* _Required action_: Every line of the entries with the word "data" in it should be shown.

* _Supplied entries_:
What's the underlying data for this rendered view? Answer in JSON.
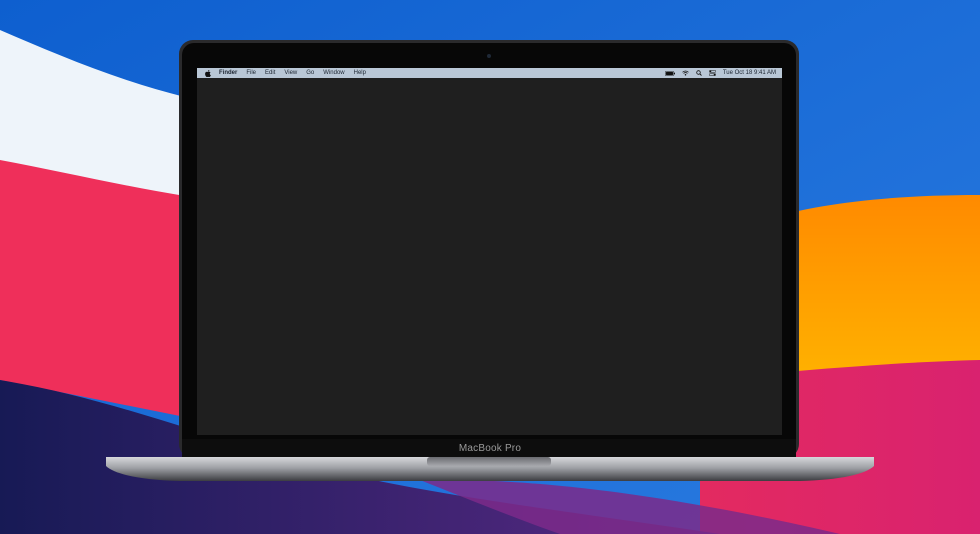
{
  "menubar": {
    "app_name": "Finder",
    "items": [
      "File",
      "Edit",
      "View",
      "Go",
      "Window",
      "Help"
    ],
    "clock": "Tue Oct 18  9:41 AM"
  },
  "device": {
    "model_label": "MacBook Pro"
  },
  "icons": {
    "apple": "apple-icon",
    "battery": "battery-icon",
    "wifi": "wifi-icon",
    "search": "search-icon",
    "control_center": "control-center-icon"
  },
  "colors": {
    "sky_blue": "#1668d0",
    "white_wave": "#eef4fa",
    "red_wave": "#ef2f5a",
    "orange_wave": "#ff8a00",
    "magenta_wave": "#e42c6a",
    "navy_wave": "#1c1e5c",
    "screen_bg": "#1f1f1f",
    "menubar_bg": "#b9c7d6"
  }
}
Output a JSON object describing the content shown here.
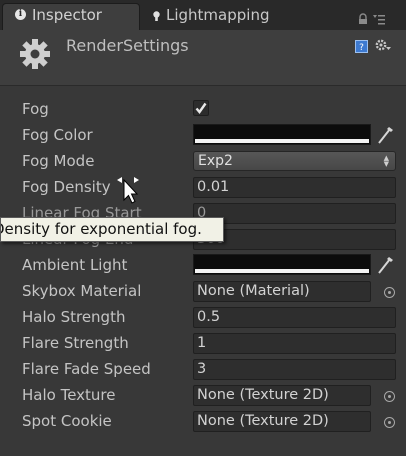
{
  "tabs": {
    "inspector": "Inspector",
    "lightmapping": "Lightmapping"
  },
  "header": {
    "title": "RenderSettings"
  },
  "properties": {
    "fog": {
      "label": "Fog",
      "checked": true
    },
    "fog_color": {
      "label": "Fog Color"
    },
    "fog_mode": {
      "label": "Fog Mode",
      "value": "Exp2"
    },
    "fog_density": {
      "label": "Fog Density",
      "value": "0.01"
    },
    "linear_fog_start": {
      "label": "Linear Fog Start",
      "value": "0"
    },
    "linear_fog_end": {
      "label": "Linear Fog End",
      "value": "300"
    },
    "ambient_light": {
      "label": "Ambient Light"
    },
    "skybox_material": {
      "label": "Skybox Material",
      "value": "None (Material)"
    },
    "halo_strength": {
      "label": "Halo Strength",
      "value": "0.5"
    },
    "flare_strength": {
      "label": "Flare Strength",
      "value": "1"
    },
    "flare_fade_speed": {
      "label": "Flare Fade Speed",
      "value": "3"
    },
    "halo_texture": {
      "label": "Halo Texture",
      "value": "None (Texture 2D)"
    },
    "spot_cookie": {
      "label": "Spot Cookie",
      "value": "None (Texture 2D)"
    }
  },
  "tooltip": {
    "text": "Density for exponential fog."
  },
  "colors": {
    "panel_bg": "#383838",
    "field_bg": "#2e2e2e",
    "tooltip_bg": "#f1f1e6"
  }
}
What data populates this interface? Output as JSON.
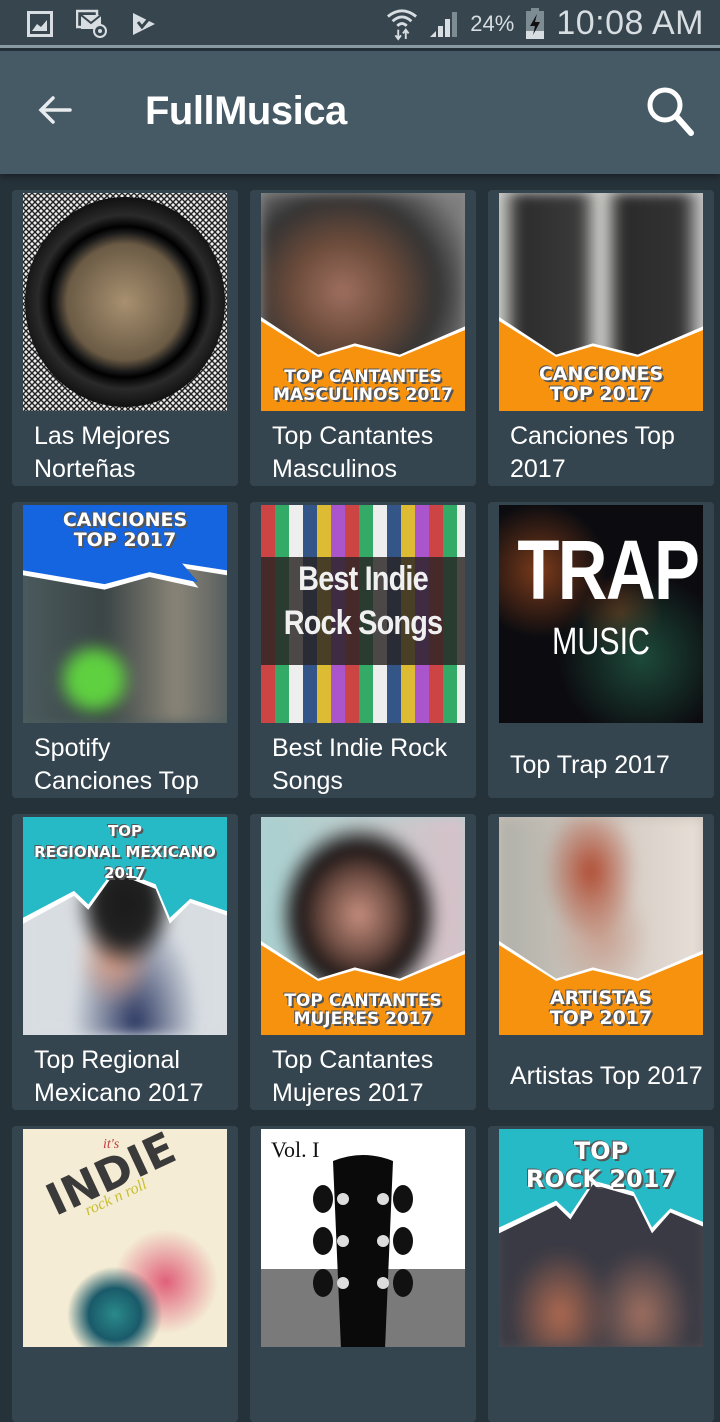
{
  "status_bar": {
    "left_icons": [
      "gallery-icon",
      "email-sync-icon",
      "play-store-check-icon"
    ],
    "right_icons": [
      "wifi-icon",
      "signal-icon",
      "battery-charging-icon"
    ],
    "battery_percent": "24%",
    "time": "10:08 AM"
  },
  "app_bar": {
    "title": "FullMusica",
    "back_icon": "arrow-back-icon",
    "search_icon": "search-icon"
  },
  "colors": {
    "status_bar_bg": "#36454e",
    "app_bar_bg": "#465a66",
    "page_bg": "#26323a",
    "card_bg": "#35454f",
    "orange_banner": "#f7920e",
    "blue_banner": "#1565e0",
    "teal_banner": "#26b9c6"
  },
  "playlists": [
    {
      "label": "Las Mejores Norteñas",
      "art": "vinyl-record-art"
    },
    {
      "label": "Top Cantantes Masculinos",
      "art_text": [
        "TOP CANTANTES",
        "MASCULINOS 2017"
      ]
    },
    {
      "label": "Canciones Top 2017",
      "art_text": [
        "CANCIONES",
        "TOP 2017"
      ]
    },
    {
      "label": "Spotify Canciones Top",
      "art_text": [
        "CANCIONES",
        "TOP 2017"
      ]
    },
    {
      "label": "Best Indie Rock Songs",
      "art_text": [
        "Best Indie",
        "Rock Songs"
      ]
    },
    {
      "label": "Top Trap 2017",
      "art_text": [
        "TRAP",
        "MUSIC"
      ]
    },
    {
      "label": "Top Regional Mexicano 2017",
      "art_text": [
        "TOP",
        "REGIONAL MEXICANO",
        "2017"
      ]
    },
    {
      "label": "Top Cantantes Mujeres 2017",
      "art_text": [
        "TOP CANTANTES",
        "MUJERES 2017"
      ]
    },
    {
      "label": "Artistas Top 2017",
      "art_text": [
        "ARTISTAS",
        "TOP 2017"
      ]
    },
    {
      "label": "",
      "art_text": [
        "it's",
        "INDIE",
        "rock n roll"
      ]
    },
    {
      "label": "",
      "art_text": [
        "Vol. I"
      ]
    },
    {
      "label": "",
      "art_text": [
        "TOP",
        "ROCK 2017"
      ]
    }
  ]
}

* _Result of this task_:
What's the underlying data for this rendered view? Answer in JSON.
What data populates this interface? Output as JSON.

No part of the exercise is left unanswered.